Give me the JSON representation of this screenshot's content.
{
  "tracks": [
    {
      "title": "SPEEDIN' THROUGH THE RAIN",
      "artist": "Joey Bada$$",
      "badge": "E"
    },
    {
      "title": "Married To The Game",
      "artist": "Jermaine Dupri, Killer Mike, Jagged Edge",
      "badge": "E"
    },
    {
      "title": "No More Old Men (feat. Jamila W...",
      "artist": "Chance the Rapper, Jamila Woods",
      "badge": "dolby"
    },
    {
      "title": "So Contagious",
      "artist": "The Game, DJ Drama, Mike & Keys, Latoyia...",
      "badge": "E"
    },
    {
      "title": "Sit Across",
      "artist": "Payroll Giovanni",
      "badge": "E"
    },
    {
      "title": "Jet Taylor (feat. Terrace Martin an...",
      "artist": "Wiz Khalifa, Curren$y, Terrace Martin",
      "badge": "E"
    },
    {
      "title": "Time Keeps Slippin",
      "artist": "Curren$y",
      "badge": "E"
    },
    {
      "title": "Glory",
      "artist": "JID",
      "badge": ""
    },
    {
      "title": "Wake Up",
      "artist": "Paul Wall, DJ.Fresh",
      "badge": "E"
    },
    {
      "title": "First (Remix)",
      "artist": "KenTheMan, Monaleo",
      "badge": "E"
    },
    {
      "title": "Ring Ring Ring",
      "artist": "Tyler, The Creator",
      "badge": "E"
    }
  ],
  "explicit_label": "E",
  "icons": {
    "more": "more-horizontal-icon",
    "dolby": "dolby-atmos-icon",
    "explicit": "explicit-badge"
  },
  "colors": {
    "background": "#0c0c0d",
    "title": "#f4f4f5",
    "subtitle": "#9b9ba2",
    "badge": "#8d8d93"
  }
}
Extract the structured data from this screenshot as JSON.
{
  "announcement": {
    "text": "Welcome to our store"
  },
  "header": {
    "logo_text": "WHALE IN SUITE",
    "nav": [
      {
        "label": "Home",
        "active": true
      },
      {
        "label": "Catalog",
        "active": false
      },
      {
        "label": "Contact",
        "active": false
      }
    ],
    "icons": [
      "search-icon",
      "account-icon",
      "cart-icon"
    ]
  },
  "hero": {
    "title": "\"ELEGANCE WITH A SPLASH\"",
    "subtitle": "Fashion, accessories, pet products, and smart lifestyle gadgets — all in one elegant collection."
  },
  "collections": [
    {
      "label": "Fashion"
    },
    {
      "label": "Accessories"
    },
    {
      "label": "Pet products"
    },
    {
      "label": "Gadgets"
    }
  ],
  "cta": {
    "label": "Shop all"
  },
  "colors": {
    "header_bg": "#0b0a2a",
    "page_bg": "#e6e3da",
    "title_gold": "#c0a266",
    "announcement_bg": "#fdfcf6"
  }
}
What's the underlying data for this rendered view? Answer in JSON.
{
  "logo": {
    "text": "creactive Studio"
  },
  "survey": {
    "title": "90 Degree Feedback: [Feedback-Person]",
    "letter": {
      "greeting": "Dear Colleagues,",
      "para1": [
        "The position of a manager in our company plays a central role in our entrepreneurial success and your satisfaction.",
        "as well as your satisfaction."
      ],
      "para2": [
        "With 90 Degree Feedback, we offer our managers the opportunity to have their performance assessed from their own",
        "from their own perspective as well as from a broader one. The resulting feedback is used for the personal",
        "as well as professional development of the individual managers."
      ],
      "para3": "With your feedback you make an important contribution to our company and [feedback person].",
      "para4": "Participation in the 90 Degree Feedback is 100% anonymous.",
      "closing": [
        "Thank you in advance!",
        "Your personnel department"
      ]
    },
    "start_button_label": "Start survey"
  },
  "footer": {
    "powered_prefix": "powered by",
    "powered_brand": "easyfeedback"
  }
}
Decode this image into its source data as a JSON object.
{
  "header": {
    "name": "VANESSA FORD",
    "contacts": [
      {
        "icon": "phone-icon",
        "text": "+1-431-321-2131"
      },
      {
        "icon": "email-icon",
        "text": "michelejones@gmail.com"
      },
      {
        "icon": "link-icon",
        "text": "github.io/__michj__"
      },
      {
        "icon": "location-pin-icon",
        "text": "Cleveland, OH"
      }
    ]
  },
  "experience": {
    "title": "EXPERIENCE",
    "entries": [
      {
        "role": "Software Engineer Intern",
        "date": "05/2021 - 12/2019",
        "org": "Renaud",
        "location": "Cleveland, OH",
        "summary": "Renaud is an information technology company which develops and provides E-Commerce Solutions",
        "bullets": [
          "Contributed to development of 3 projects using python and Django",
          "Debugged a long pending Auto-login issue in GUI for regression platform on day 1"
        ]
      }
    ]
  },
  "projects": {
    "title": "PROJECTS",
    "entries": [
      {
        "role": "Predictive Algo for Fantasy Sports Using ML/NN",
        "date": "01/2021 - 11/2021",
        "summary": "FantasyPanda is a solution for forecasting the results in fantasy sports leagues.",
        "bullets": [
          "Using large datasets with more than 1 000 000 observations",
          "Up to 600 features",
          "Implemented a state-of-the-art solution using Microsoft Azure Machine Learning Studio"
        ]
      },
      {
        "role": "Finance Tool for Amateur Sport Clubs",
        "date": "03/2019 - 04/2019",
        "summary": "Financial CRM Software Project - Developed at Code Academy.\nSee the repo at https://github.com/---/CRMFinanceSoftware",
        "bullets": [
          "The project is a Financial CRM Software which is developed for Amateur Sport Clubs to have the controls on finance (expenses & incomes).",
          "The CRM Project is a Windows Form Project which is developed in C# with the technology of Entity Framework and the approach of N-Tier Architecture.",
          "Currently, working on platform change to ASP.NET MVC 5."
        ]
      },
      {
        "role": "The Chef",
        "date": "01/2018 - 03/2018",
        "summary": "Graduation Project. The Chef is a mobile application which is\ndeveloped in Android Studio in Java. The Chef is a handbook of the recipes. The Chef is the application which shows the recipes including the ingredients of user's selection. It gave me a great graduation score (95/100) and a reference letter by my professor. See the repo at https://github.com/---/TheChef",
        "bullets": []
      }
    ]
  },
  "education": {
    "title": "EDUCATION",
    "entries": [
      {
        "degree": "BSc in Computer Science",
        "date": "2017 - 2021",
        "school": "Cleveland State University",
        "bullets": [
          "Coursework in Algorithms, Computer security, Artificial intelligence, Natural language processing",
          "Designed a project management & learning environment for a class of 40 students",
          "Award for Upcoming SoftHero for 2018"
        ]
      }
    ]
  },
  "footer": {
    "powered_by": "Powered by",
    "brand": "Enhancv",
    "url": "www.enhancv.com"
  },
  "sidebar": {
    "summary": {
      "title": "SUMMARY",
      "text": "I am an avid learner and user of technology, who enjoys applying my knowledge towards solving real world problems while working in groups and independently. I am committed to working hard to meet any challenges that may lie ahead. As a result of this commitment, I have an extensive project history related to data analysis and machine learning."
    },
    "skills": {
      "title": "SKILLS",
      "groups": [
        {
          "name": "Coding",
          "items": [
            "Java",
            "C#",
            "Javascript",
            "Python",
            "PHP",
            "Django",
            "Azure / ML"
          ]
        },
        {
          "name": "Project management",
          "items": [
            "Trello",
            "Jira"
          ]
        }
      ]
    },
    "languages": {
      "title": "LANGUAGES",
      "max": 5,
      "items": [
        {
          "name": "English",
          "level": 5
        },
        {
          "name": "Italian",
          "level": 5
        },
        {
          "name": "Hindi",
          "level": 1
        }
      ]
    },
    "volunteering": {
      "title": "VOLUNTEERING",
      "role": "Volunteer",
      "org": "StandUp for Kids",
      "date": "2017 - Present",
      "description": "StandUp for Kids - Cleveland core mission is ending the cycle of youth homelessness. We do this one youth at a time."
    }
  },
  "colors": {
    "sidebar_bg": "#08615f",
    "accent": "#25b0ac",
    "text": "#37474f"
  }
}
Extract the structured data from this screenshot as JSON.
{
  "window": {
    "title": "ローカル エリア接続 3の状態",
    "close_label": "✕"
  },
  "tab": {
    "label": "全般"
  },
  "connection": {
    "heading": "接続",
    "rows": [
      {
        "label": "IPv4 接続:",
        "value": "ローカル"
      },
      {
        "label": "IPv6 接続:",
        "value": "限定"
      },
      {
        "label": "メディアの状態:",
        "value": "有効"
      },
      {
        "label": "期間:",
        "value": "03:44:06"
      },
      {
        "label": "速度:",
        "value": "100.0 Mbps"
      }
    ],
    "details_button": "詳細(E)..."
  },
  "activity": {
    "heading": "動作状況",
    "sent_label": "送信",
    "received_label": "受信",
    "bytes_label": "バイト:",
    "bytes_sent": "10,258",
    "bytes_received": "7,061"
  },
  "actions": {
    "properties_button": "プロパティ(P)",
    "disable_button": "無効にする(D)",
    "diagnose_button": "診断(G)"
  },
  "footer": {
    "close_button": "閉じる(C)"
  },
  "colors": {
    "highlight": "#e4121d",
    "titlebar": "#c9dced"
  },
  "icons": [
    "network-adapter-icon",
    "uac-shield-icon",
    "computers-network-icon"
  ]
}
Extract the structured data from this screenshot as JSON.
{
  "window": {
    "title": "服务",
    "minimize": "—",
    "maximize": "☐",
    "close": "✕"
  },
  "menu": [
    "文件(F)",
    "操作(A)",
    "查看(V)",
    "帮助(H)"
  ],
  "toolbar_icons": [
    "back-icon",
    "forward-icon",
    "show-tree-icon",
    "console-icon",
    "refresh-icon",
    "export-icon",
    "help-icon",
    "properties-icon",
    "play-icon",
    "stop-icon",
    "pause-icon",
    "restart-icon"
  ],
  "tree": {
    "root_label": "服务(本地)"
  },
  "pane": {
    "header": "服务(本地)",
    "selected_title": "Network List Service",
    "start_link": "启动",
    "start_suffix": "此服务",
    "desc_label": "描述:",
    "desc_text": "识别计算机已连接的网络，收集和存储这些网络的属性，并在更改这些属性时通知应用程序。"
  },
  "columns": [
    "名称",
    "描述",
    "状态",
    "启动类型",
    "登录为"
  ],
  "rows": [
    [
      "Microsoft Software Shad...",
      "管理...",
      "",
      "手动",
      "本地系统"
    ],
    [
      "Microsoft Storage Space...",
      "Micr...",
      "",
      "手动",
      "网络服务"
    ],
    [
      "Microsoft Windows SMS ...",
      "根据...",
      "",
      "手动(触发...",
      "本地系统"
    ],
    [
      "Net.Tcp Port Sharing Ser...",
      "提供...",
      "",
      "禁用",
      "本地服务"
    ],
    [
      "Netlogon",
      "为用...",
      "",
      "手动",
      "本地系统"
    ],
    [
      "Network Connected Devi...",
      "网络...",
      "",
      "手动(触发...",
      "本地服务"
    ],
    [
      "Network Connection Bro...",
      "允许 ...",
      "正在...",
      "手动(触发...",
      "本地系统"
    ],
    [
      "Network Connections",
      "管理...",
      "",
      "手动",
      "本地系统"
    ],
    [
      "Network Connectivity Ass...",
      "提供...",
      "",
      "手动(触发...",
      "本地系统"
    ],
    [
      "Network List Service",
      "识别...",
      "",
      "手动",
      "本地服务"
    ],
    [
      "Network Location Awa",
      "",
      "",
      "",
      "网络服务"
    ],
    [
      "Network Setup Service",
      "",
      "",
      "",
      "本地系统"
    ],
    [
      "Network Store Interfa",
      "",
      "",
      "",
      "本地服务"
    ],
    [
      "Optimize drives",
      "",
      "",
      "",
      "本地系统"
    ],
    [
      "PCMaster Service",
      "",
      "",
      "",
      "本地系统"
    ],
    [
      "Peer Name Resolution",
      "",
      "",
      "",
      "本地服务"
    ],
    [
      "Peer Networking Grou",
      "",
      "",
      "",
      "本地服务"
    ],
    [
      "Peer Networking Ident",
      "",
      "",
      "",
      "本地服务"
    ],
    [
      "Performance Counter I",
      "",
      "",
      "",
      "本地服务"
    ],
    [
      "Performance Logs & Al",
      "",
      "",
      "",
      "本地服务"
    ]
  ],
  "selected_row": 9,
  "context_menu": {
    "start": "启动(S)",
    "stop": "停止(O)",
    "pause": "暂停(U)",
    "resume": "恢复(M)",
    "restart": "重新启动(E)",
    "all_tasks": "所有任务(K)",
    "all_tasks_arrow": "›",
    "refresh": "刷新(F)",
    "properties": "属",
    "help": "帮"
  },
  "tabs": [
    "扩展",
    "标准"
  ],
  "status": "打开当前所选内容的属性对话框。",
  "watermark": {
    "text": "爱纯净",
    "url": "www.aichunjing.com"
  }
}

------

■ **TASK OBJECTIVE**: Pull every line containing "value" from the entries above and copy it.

■ **ANSWER FOR THE TASK**:
        "value": "ローカル"
        "value": "限定"
        "value": "有効"
        "value": "03:44:06"
        "value": "100.0 Mbps"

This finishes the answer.